One of the side effects of switching from iOS to Android was my quest to find good cross-platform tools to accomplish all of the things I was already doing with my iPhone. This meant making some compromises and getting rid of some apps I have been using for years. One of the biggest casualties was OmniFocus. If you don’t know what OmniFocus is, it’s a task-management system that allows you to categorize to-do items with very powerful filtering so you can easily capture and show tasks that you need to be doing in a particular context (that is, a place or type of job).
In an effort to find something like OmniFocus, I tried a few similar apps, and finally settled on Wunderlist. While it’s a good enough app, I slowly fell off the wagon of truly trusting the system I was using to track tasks. I also took for granted how easy it was to add a task to OmniFocus via Siri (once OmniFocus is set up to pull in reminders, you simply tell Siri “remind me to…” and it’ll automatically be added to your list, for sorting later). Once you stop trusting the list as THE place to go for all of your to-do items, it has nearly zero value to you. The tasks you do add are too large to really break down into actionable chunks, and once this happens, the inertia of a bad list takes over, making it even more difficult to use a list of any kind.
One of the most important aspects of the GTD system of task management is breaking down every project or goal into the smallest, achievable tasks so that blockers can be eliminated and progress toward completion can be made. Wunderlist just wasn’t doing that for me. So, I’ve decided to switch back to OmniFocus, even if that means I won’t have access to viewing my tasks on Android (there is no Android app for OmniFocus to sync with). What I have done instead is found an Android app that allows you to add items to the iCloud reminders list, which allows me to at least quickly capture tasks when they come to mind. I will sort these items when I’m at a computer or on my iPad, which I have with me almost all of the time.
Is this an ideal solution? Not exactly, but it gets me back in the habit of doing daily reviews in the morning and weekly reviews over coffee on the weekends. I’ve been going with this approach for about 2 weeks now and I already feel like a lot of that mental clutter is gone, which is extremely valuable to me. Being able to trust that a list is the place that I dump any and all tasks in my brain is a huge burden lifted from a forgetful guy like myself, and has helped me stay more productive at work and able to get things done around the house as well.
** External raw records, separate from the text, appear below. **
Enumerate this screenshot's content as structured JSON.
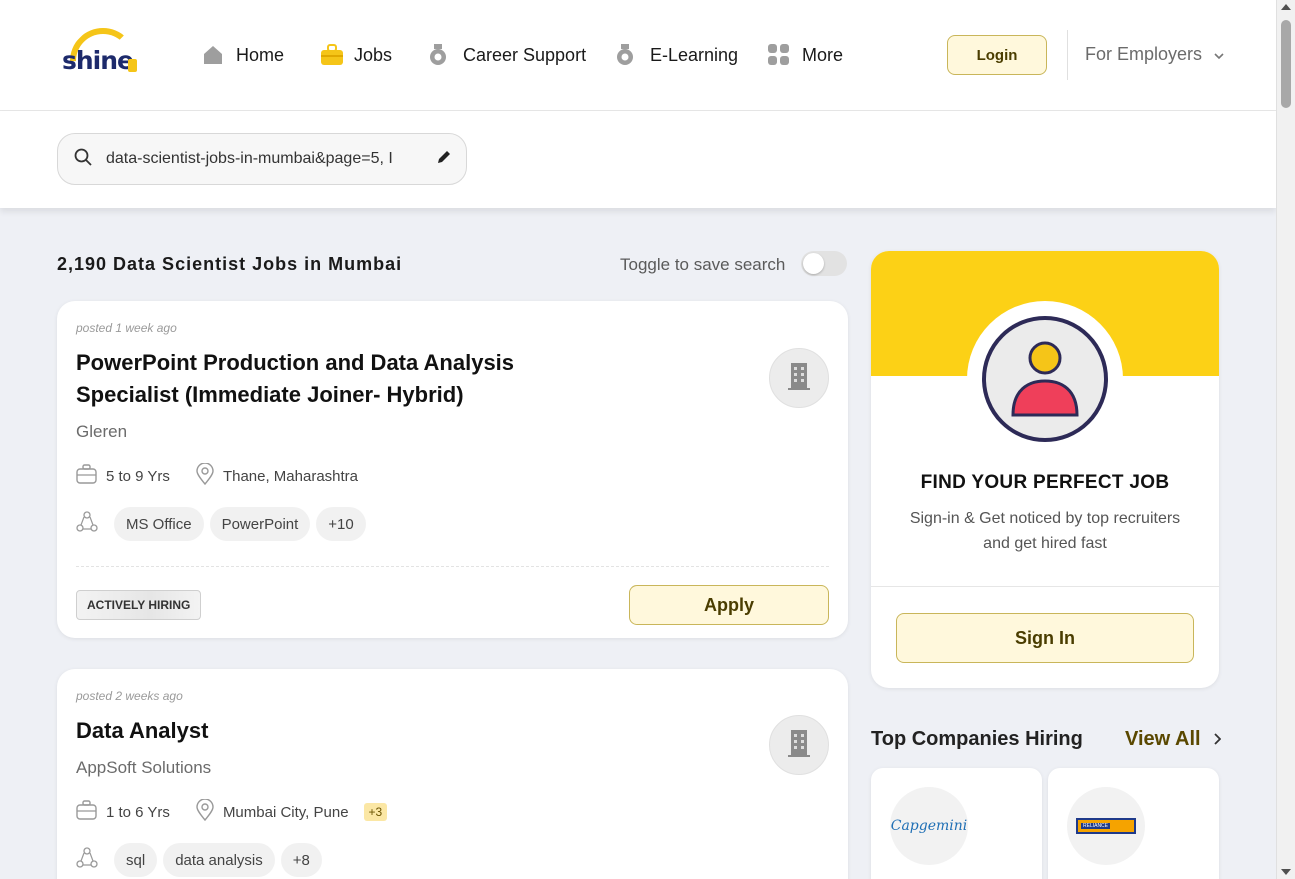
{
  "brand": {
    "logo_text": "shine",
    "logo_sub": ".com"
  },
  "nav": {
    "items": [
      {
        "label": "Home",
        "icon": "home-icon"
      },
      {
        "label": "Jobs",
        "icon": "briefcase-icon"
      },
      {
        "label": "Career Support",
        "icon": "career-support-icon"
      },
      {
        "label": "E-Learning",
        "icon": "elearning-icon"
      },
      {
        "label": "More",
        "icon": "grid-icon"
      }
    ],
    "login_label": "Login",
    "employers_label": "For Employers"
  },
  "search": {
    "query": "data-scientist-jobs-in-mumbai&page=5, I"
  },
  "results": {
    "title": "2,190 Data Scientist Jobs in Mumbai",
    "toggle_label": "Toggle to save search",
    "toggle_on": false
  },
  "jobs": [
    {
      "posted": "posted 1 week ago",
      "title_line1": "PowerPoint Production and Data Analysis",
      "title_line2": "Specialist (Immediate Joiner- Hybrid)",
      "company": "Gleren",
      "experience": "5 to 9 Yrs",
      "location": "Thane, Maharashtra",
      "skills": [
        "MS Office",
        "PowerPoint",
        "+10"
      ],
      "badge": "ACTIVELY HIRING",
      "apply_label": "Apply"
    },
    {
      "posted": "posted 2 weeks ago",
      "title_line1": "Data Analyst",
      "company": "AppSoft Solutions",
      "experience": "1 to 6 Yrs",
      "location": "Mumbai City, Pune",
      "location_more": "+3",
      "skills": [
        "sql",
        "data analysis",
        "+8"
      ]
    }
  ],
  "promo": {
    "heading": "FIND YOUR PERFECT JOB",
    "sub_line1": "Sign-in & Get noticed by top recruiters",
    "sub_line2": "and get hired fast",
    "signin_label": "Sign In"
  },
  "top_companies": {
    "title": "Top Companies Hiring",
    "view_all": "View All",
    "companies": [
      {
        "name": "Capgemini"
      },
      {
        "name": "RELIANCE"
      }
    ]
  },
  "colors": {
    "accent": "#fcd116",
    "button_bg": "#fff8dc",
    "button_border": "#c9b65a",
    "brand_blue": "#1d2a6b"
  }
}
As Cinderella once said, You Don’t Know What You Got (Till It’s Gone). If feels good to be back in OmniFocus land – and I’m really looking forward to the v2 updates for the Mac and the iPad – whenever those actually land.